- YOUR INSTRUCTIONS
In the copy, include no images. Reproduce the entries exactly.

- RECORD EXTRACTS
=======
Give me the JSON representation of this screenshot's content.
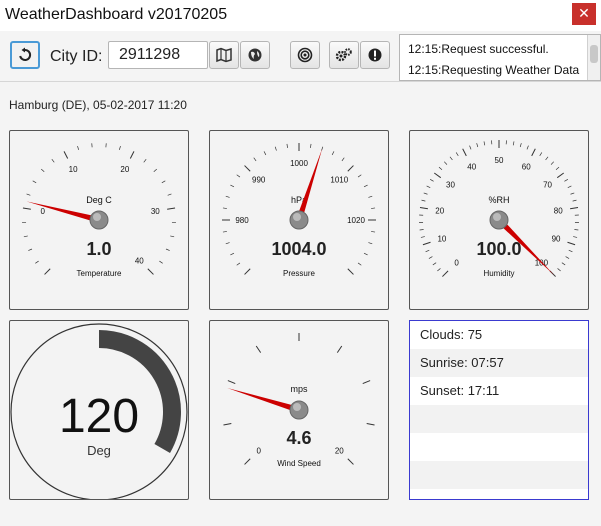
{
  "window": {
    "title": "WeatherDashboard v20170205",
    "close_label": "✕"
  },
  "toolbar": {
    "city_label": "City ID:",
    "city_value": "2911298"
  },
  "icons": [
    "refresh-icon",
    "map-icon",
    "globe-icon",
    "target-icon",
    "settings-icon",
    "alert-icon"
  ],
  "log": {
    "lines": [
      "12:15:Request successful.",
      "12:15:Requesting Weather Data"
    ]
  },
  "location_text": "Hamburg (DE), 05-02-2017 11:20",
  "gauges": {
    "temperature": {
      "unit": "Deg C",
      "value": 1.0,
      "value_text": "1.0",
      "label": "Temperature",
      "min": -10,
      "max": 40,
      "ticks": [
        "0",
        "10",
        "20",
        "30",
        "40"
      ]
    },
    "pressure": {
      "unit": "hPa",
      "value": 1004.0,
      "value_text": "1004.0",
      "label": "Pressure",
      "min": 970,
      "max": 1030,
      "ticks": [
        "980",
        "990",
        "1000",
        "1010",
        "1020"
      ]
    },
    "humidity": {
      "unit": "%RH",
      "value": 100.0,
      "value_text": "100.0",
      "label": "Humidity",
      "min": 0,
      "max": 100,
      "ticks": [
        "0",
        "10",
        "20",
        "30",
        "40",
        "50",
        "60",
        "70",
        "80",
        "90",
        "100"
      ]
    },
    "wind_dir": {
      "value": 120,
      "value_text": "120",
      "unit": "Deg"
    },
    "wind_speed": {
      "unit": "mps",
      "value": 4.6,
      "value_text": "4.6",
      "label": "Wind Speed",
      "min": 0,
      "max": 20,
      "ticks": [
        "0",
        "20"
      ]
    }
  },
  "info": {
    "rows": [
      "Clouds: 75",
      "Sunrise: 07:57",
      "Sunset: 17:11",
      "",
      "",
      ""
    ]
  },
  "colors": {
    "needle": "#cc0000",
    "accent": "#4a9ad6",
    "info_border": "#3a3ad0",
    "close": "#c8302b"
  }
}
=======
- WORKED SOLUTION
Give me the JSON representation of this screenshot's content.
{
  "window": {
    "title": "WeatherDashboard v20170205",
    "close_label": "✕"
  },
  "toolbar": {
    "city_label": "City ID:",
    "city_value": "2911298"
  },
  "icons": [
    "refresh-icon",
    "map-icon",
    "globe-icon",
    "target-icon",
    "settings-icon",
    "alert-icon"
  ],
  "log": {
    "lines": [
      "12:15:Request successful.",
      "12:15:Requesting Weather Data"
    ]
  },
  "location_text": "Hamburg (DE), 05-02-2017 11:20",
  "gauges": {
    "temperature": {
      "unit": "Deg C",
      "value": 1.0,
      "value_text": "1.0",
      "label": "Temperature",
      "min": -10,
      "max": 40,
      "ticks": [
        "0",
        "10",
        "20",
        "30",
        "40"
      ]
    },
    "pressure": {
      "unit": "hPa",
      "value": 1004.0,
      "value_text": "1004.0",
      "label": "Pressure",
      "min": 970,
      "max": 1030,
      "ticks": [
        "980",
        "990",
        "1000",
        "1010",
        "1020"
      ]
    },
    "humidity": {
      "unit": "%RH",
      "value": 100.0,
      "value_text": "100.0",
      "label": "Humidity",
      "min": 0,
      "max": 100,
      "ticks": [
        "0",
        "10",
        "20",
        "30",
        "40",
        "50",
        "60",
        "70",
        "80",
        "90",
        "100"
      ]
    },
    "wind_dir": {
      "value": 120,
      "value_text": "120",
      "unit": "Deg"
    },
    "wind_speed": {
      "unit": "mps",
      "value": 4.6,
      "value_text": "4.6",
      "label": "Wind Speed",
      "min": 0,
      "max": 20,
      "ticks": [
        "0",
        "20"
      ]
    }
  },
  "info": {
    "rows": [
      "Clouds: 75",
      "Sunrise: 07:57",
      "Sunset: 17:11",
      "",
      "",
      ""
    ]
  },
  "colors": {
    "needle": "#cc0000",
    "accent": "#4a9ad6",
    "info_border": "#3a3ad0",
    "close": "#c8302b"
  }
}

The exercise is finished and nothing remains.